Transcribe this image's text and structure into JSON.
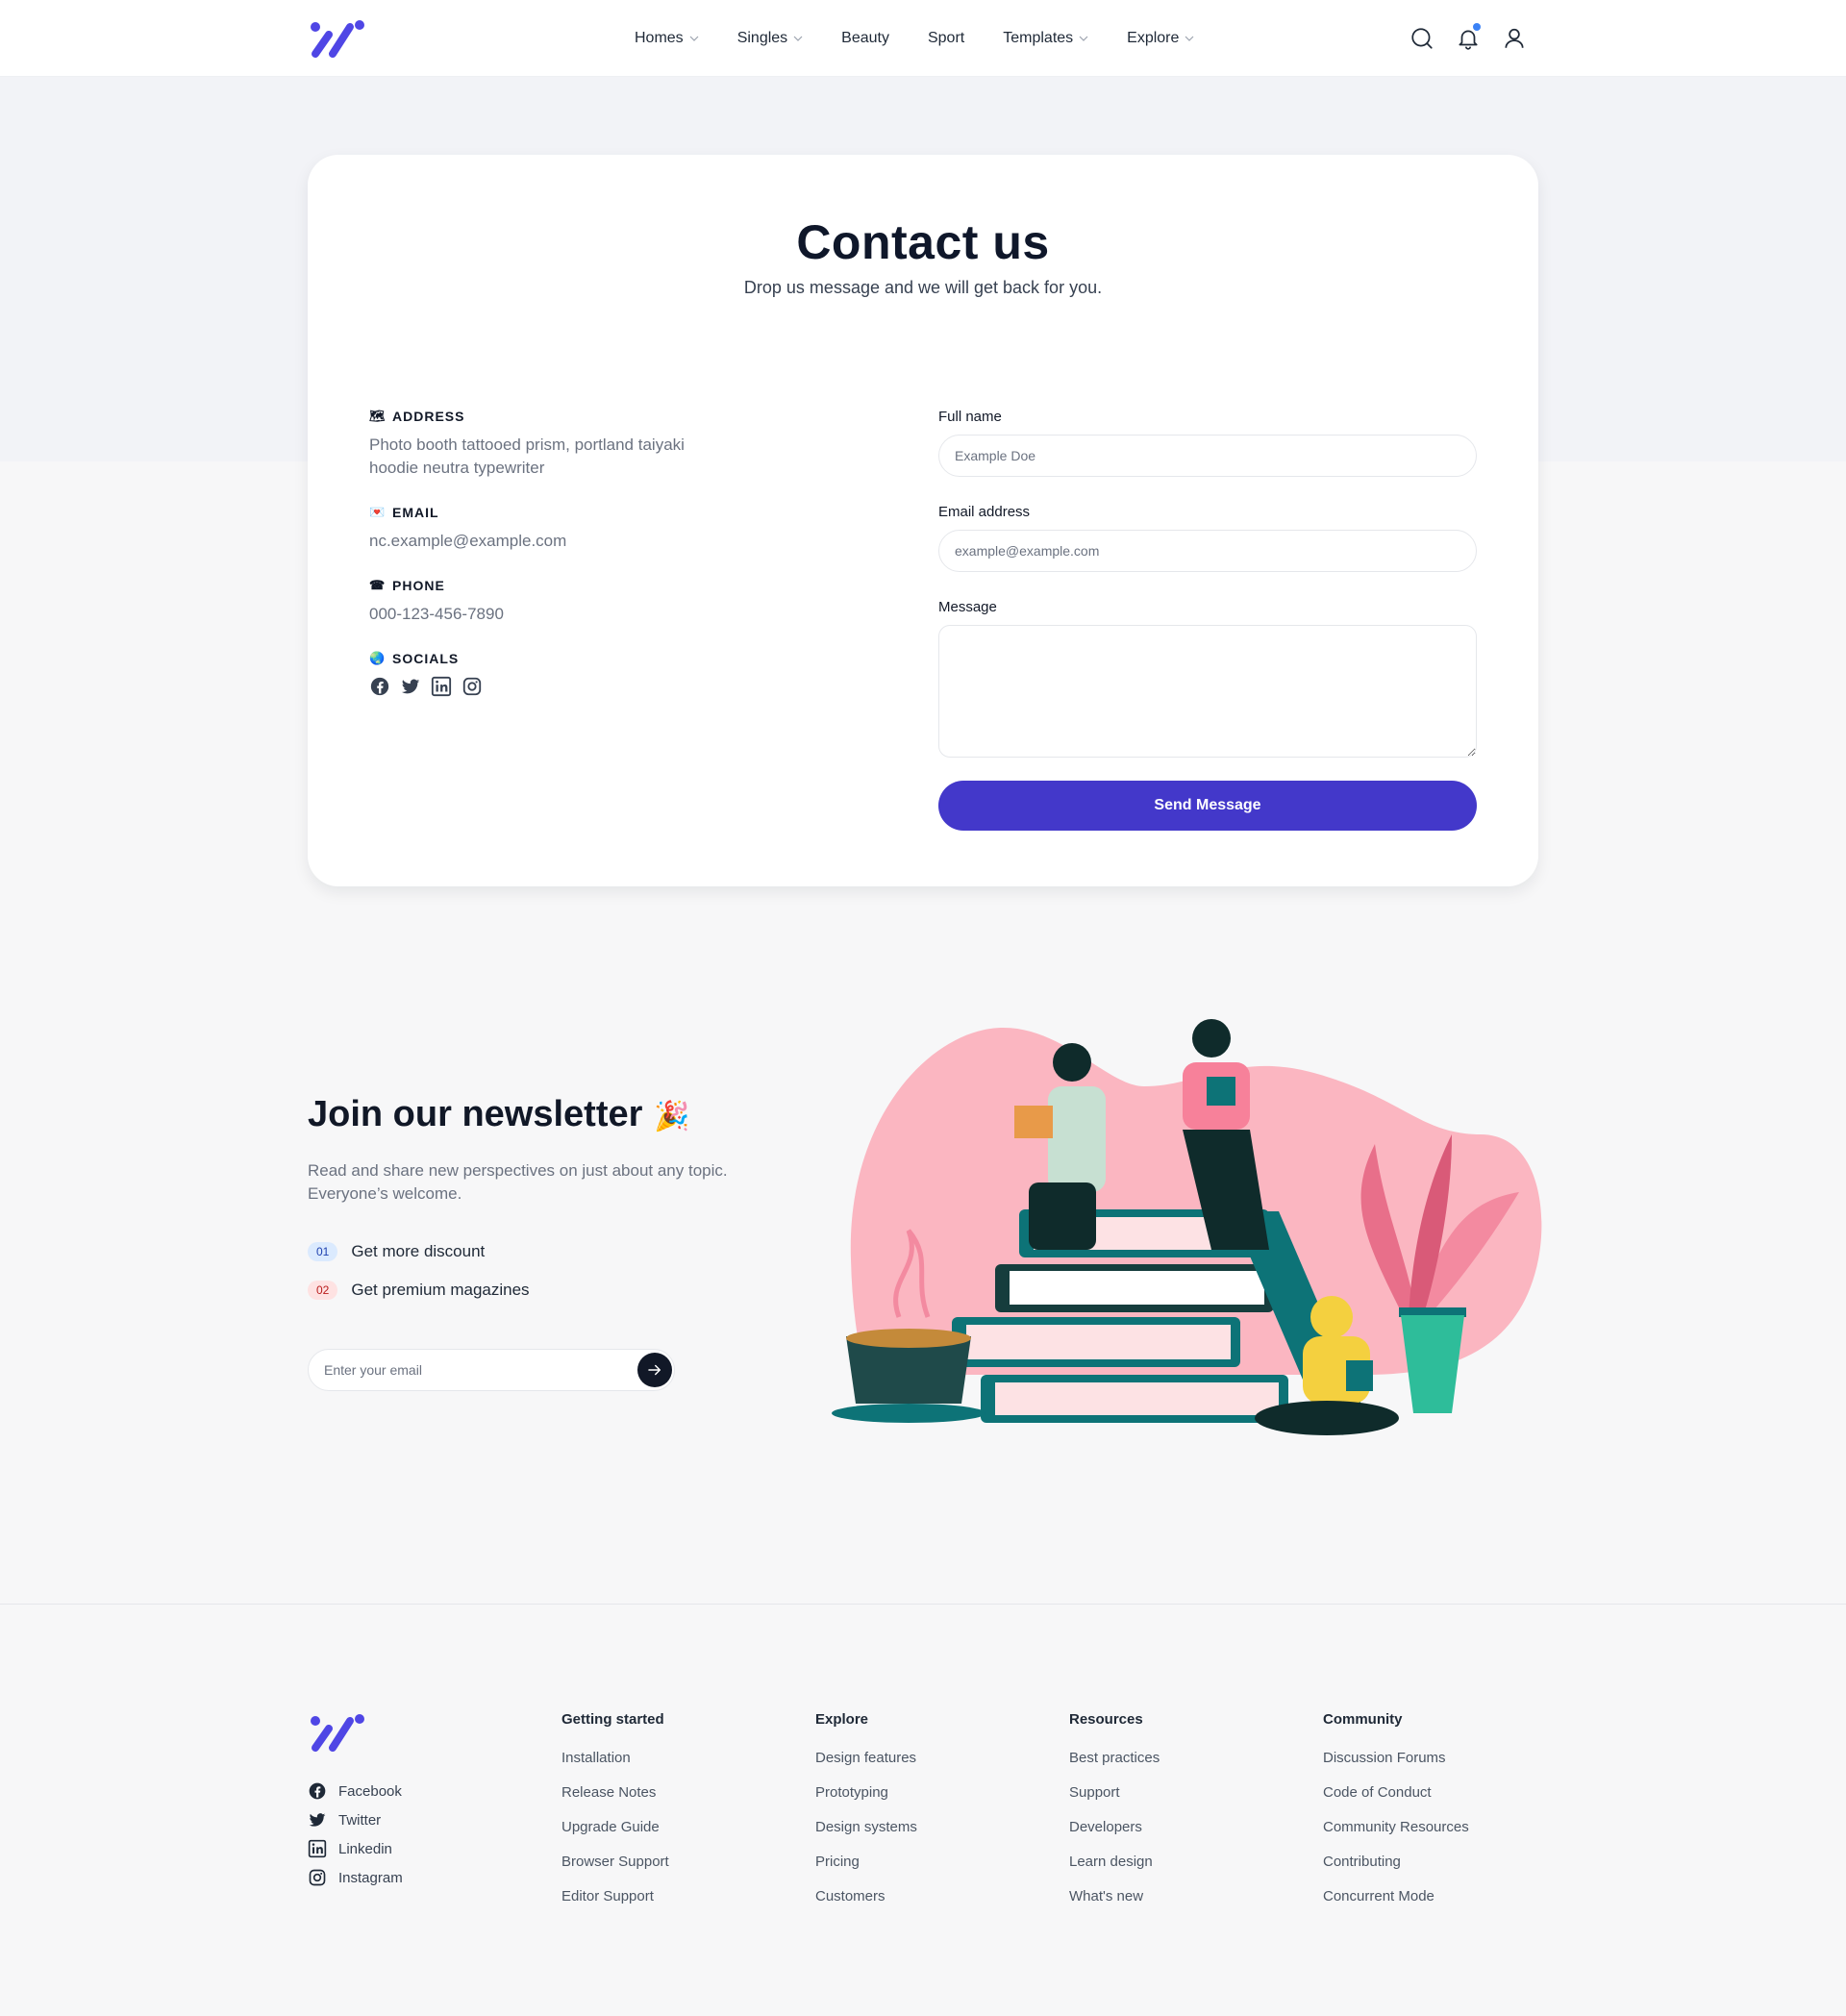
{
  "header": {
    "nav": [
      {
        "label": "Homes",
        "dropdown": true
      },
      {
        "label": "Singles",
        "dropdown": true
      },
      {
        "label": "Beauty",
        "dropdown": false
      },
      {
        "label": "Sport",
        "dropdown": false
      },
      {
        "label": "Templates",
        "dropdown": true
      },
      {
        "label": "Explore",
        "dropdown": true
      }
    ],
    "icons": [
      "search-icon",
      "bell-icon",
      "user-icon"
    ]
  },
  "contact": {
    "title": "Contact us",
    "subtitle": "Drop us message and we will get back for you.",
    "address_label": "ADDRESS",
    "address_value": "Photo booth tattooed prism, portland taiyaki hoodie neutra typewriter",
    "email_label": "EMAIL",
    "email_value": "nc.example@example.com",
    "phone_label": "PHONE",
    "phone_value": "000-123-456-7890",
    "socials_label": "SOCIALS",
    "form": {
      "fullname_label": "Full name",
      "fullname_placeholder": "Example Doe",
      "email_label": "Email address",
      "email_placeholder": "example@example.com",
      "message_label": "Message",
      "submit_label": "Send Message"
    }
  },
  "newsletter": {
    "title": "Join our newsletter",
    "emoji": "🎉",
    "description": "Read and share new perspectives on just about any topic. Everyone’s welcome.",
    "items": [
      {
        "num": "01",
        "text": "Get more discount"
      },
      {
        "num": "02",
        "text": "Get premium magazines"
      }
    ],
    "email_placeholder": "Enter your email"
  },
  "footer": {
    "socials": [
      "Facebook",
      "Twitter",
      "Linkedin",
      "Instagram"
    ],
    "columns": [
      {
        "title": "Getting started",
        "links": [
          "Installation",
          "Release Notes",
          "Upgrade Guide",
          "Browser Support",
          "Editor Support"
        ]
      },
      {
        "title": "Explore",
        "links": [
          "Design features",
          "Prototyping",
          "Design systems",
          "Pricing",
          "Customers"
        ]
      },
      {
        "title": "Resources",
        "links": [
          "Best practices",
          "Support",
          "Developers",
          "Learn design",
          "What's new"
        ]
      },
      {
        "title": "Community",
        "links": [
          "Discussion Forums",
          "Code of Conduct",
          "Community Resources",
          "Contributing",
          "Concurrent Mode"
        ]
      }
    ]
  },
  "colors": {
    "accent": "#4338ca",
    "illustration_pink": "#fbb6c1",
    "teal": "#0d7377"
  }
}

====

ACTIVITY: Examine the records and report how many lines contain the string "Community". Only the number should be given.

EXERCISE RESULT: 2